─── Data to process

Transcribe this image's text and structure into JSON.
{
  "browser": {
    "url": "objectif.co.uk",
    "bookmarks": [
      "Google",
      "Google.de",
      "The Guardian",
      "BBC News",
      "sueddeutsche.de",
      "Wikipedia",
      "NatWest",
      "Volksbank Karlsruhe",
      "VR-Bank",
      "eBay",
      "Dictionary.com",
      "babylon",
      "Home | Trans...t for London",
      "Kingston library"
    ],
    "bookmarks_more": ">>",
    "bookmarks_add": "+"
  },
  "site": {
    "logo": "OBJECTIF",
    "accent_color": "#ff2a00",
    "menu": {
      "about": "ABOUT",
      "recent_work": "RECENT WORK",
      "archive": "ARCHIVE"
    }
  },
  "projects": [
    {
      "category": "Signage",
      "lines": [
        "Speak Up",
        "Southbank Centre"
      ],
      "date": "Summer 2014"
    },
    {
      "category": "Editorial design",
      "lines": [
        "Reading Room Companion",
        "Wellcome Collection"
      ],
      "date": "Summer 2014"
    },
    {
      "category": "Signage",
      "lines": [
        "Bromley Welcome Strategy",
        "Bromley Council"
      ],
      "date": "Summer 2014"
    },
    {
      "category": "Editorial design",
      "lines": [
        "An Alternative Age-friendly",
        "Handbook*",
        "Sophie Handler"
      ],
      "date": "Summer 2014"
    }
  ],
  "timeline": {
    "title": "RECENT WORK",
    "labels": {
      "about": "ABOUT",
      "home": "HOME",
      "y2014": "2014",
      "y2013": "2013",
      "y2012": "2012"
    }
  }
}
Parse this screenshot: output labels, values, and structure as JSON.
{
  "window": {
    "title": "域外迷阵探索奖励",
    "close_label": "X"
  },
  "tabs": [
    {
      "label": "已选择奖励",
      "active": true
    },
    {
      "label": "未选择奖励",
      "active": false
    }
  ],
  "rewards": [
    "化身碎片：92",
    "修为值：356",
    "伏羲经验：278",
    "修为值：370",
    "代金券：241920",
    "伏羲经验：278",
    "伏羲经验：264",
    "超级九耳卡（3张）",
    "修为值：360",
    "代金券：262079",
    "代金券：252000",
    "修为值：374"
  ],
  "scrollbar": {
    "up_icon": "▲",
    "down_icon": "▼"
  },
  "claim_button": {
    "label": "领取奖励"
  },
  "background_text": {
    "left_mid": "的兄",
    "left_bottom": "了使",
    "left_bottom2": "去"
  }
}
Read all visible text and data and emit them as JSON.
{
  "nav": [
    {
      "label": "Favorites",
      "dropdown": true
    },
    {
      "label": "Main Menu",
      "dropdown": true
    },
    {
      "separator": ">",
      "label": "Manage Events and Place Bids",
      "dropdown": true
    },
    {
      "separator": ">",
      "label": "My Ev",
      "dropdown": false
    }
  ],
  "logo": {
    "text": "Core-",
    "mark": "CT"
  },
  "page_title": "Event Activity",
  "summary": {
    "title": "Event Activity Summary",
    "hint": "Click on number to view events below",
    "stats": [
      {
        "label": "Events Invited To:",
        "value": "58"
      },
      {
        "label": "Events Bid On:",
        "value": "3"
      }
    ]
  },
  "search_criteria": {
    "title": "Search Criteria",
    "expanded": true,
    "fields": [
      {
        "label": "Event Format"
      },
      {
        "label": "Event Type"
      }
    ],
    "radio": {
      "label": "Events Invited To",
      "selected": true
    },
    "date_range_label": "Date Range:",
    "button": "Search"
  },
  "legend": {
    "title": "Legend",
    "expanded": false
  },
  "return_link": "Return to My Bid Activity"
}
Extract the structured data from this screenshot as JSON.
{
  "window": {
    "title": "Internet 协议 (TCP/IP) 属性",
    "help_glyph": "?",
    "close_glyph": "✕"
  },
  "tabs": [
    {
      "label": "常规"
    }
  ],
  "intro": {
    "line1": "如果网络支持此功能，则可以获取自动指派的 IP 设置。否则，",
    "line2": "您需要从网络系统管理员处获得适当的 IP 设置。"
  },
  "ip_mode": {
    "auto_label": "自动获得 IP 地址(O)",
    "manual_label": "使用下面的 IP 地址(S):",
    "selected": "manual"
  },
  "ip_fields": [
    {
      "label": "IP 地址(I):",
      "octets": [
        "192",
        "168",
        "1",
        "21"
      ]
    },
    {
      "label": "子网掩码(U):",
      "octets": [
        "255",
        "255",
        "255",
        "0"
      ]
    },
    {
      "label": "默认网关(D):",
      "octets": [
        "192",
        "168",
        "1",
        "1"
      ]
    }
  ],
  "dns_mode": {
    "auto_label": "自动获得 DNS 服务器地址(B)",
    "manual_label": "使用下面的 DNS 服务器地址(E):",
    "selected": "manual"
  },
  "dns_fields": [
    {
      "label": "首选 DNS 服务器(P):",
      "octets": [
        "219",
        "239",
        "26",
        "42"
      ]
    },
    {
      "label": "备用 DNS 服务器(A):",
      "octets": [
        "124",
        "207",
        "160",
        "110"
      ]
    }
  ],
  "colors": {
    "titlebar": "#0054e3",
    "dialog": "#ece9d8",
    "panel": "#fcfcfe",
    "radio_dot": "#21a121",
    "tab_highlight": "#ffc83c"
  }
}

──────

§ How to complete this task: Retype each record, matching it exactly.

§ Completed task:
Transcribe this image's text and structure into JSON.
{
  "browser": {
    "url": "objectif.co.uk",
    "bookmarks": [
      "Google",
      "Google.de",
      "The Guardian",
      "BBC News",
      "sueddeutsche.de",
      "Wikipedia",
      "NatWest",
      "Volksbank Karlsruhe",
      "VR-Bank",
      "eBay",
      "Dictionary.com",
      "babylon",
      "Home | Trans...t for London",
      "Kingston library"
    ],
    "bookmarks_more": ">>",
    "bookmarks_add": "+"
  },
  "site": {
    "logo": "OBJECTIF",
    "accent_color": "#ff2a00",
    "menu": {
      "about": "ABOUT",
      "recent_work": "RECENT WORK",
      "archive": "ARCHIVE"
    }
  },
  "projects": [
    {
      "category": "Signage",
      "lines": [
        "Speak Up",
        "Southbank Centre"
      ],
      "date": "Summer 2014"
    },
    {
      "category": "Editorial design",
      "lines": [
        "Reading Room Companion",
        "Wellcome Collection"
      ],
      "date": "Summer 2014"
    },
    {
      "category": "Signage",
      "lines": [
        "Bromley Welcome Strategy",
        "Bromley Council"
      ],
      "date": "Summer 2014"
    },
    {
      "category": "Editorial design",
      "lines": [
        "An Alternative Age-friendly",
        "Handbook*",
        "Sophie Handler"
      ],
      "date": "Summer 2014"
    }
  ],
  "timeline": {
    "title": "RECENT WORK",
    "labels": {
      "about": "ABOUT",
      "home": "HOME",
      "y2014": "2014",
      "y2013": "2013",
      "y2012": "2012"
    }
  }
}
Parse this screenshot: output labels, values, and structure as JSON.
{
  "window": {
    "title": "域外迷阵探索奖励",
    "close_label": "X"
  },
  "tabs": [
    {
      "label": "已选择奖励",
      "active": true
    },
    {
      "label": "未选择奖励",
      "active": false
    }
  ],
  "rewards": [
    "化身碎片：92",
    "修为值：356",
    "伏羲经验：278",
    "修为值：370",
    "代金券：241920",
    "伏羲经验：278",
    "伏羲经验：264",
    "超级九耳卡（3张）",
    "修为值：360",
    "代金券：262079",
    "代金券：252000",
    "修为值：374"
  ],
  "scrollbar": {
    "up_icon": "▲",
    "down_icon": "▼"
  },
  "claim_button": {
    "label": "领取奖励"
  },
  "background_text": {
    "left_mid": "的兄",
    "left_bottom": "了使",
    "left_bottom2": "去"
  }
}
Read all visible text and data and emit them as JSON.
{
  "nav": [
    {
      "label": "Favorites",
      "dropdown": true
    },
    {
      "label": "Main Menu",
      "dropdown": true
    },
    {
      "separator": ">",
      "label": "Manage Events and Place Bids",
      "dropdown": true
    },
    {
      "separator": ">",
      "label": "My Ev",
      "dropdown": false
    }
  ],
  "logo": {
    "text": "Core-",
    "mark": "CT"
  },
  "page_title": "Event Activity",
  "summary": {
    "title": "Event Activity Summary",
    "hint": "Click on number to view events below",
    "stats": [
      {
        "label": "Events Invited To:",
        "value": "58"
      },
      {
        "label": "Events Bid On:",
        "value": "3"
      }
    ]
  },
  "search_criteria": {
    "title": "Search Criteria",
    "expanded": true,
    "fields": [
      {
        "label": "Event Format"
      },
      {
        "label": "Event Type"
      }
    ],
    "radio": {
      "label": "Events Invited To",
      "selected": true
    },
    "date_range_label": "Date Range:",
    "button": "Search"
  },
  "legend": {
    "title": "Legend",
    "expanded": false
  },
  "return_link": "Return to My Bid Activity"
}
Extract the structured data from this screenshot as JSON.
{
  "window": {
    "title": "Internet 协议 (TCP/IP) 属性",
    "help_glyph": "?",
    "close_glyph": "✕"
  },
  "tabs": [
    {
      "label": "常规"
    }
  ],
  "intro": {
    "line1": "如果网络支持此功能，则可以获取自动指派的 IP 设置。否则，",
    "line2": "您需要从网络系统管理员处获得适当的 IP 设置。"
  },
  "ip_mode": {
    "auto_label": "自动获得 IP 地址(O)",
    "manual_label": "使用下面的 IP 地址(S):",
    "selected": "manual"
  },
  "ip_fields": [
    {
      "label": "IP 地址(I):",
      "octets": [
        "192",
        "168",
        "1",
        "21"
      ]
    },
    {
      "label": "子网掩码(U):",
      "octets": [
        "255",
        "255",
        "255",
        "0"
      ]
    },
    {
      "label": "默认网关(D):",
      "octets": [
        "192",
        "168",
        "1",
        "1"
      ]
    }
  ],
  "dns_mode": {
    "auto_label": "自动获得 DNS 服务器地址(B)",
    "manual_label": "使用下面的 DNS 服务器地址(E):",
    "selected": "manual"
  },
  "dns_fields": [
    {
      "label": "首选 DNS 服务器(P):",
      "octets": [
        "219",
        "239",
        "26",
        "42"
      ]
    },
    {
      "label": "备用 DNS 服务器(A):",
      "octets": [
        "124",
        "207",
        "160",
        "110"
      ]
    }
  ],
  "colors": {
    "titlebar": "#0054e3",
    "dialog": "#ece9d8",
    "panel": "#fcfcfe",
    "radio_dot": "#21a121",
    "tab_highlight": "#ffc83c"
  }
}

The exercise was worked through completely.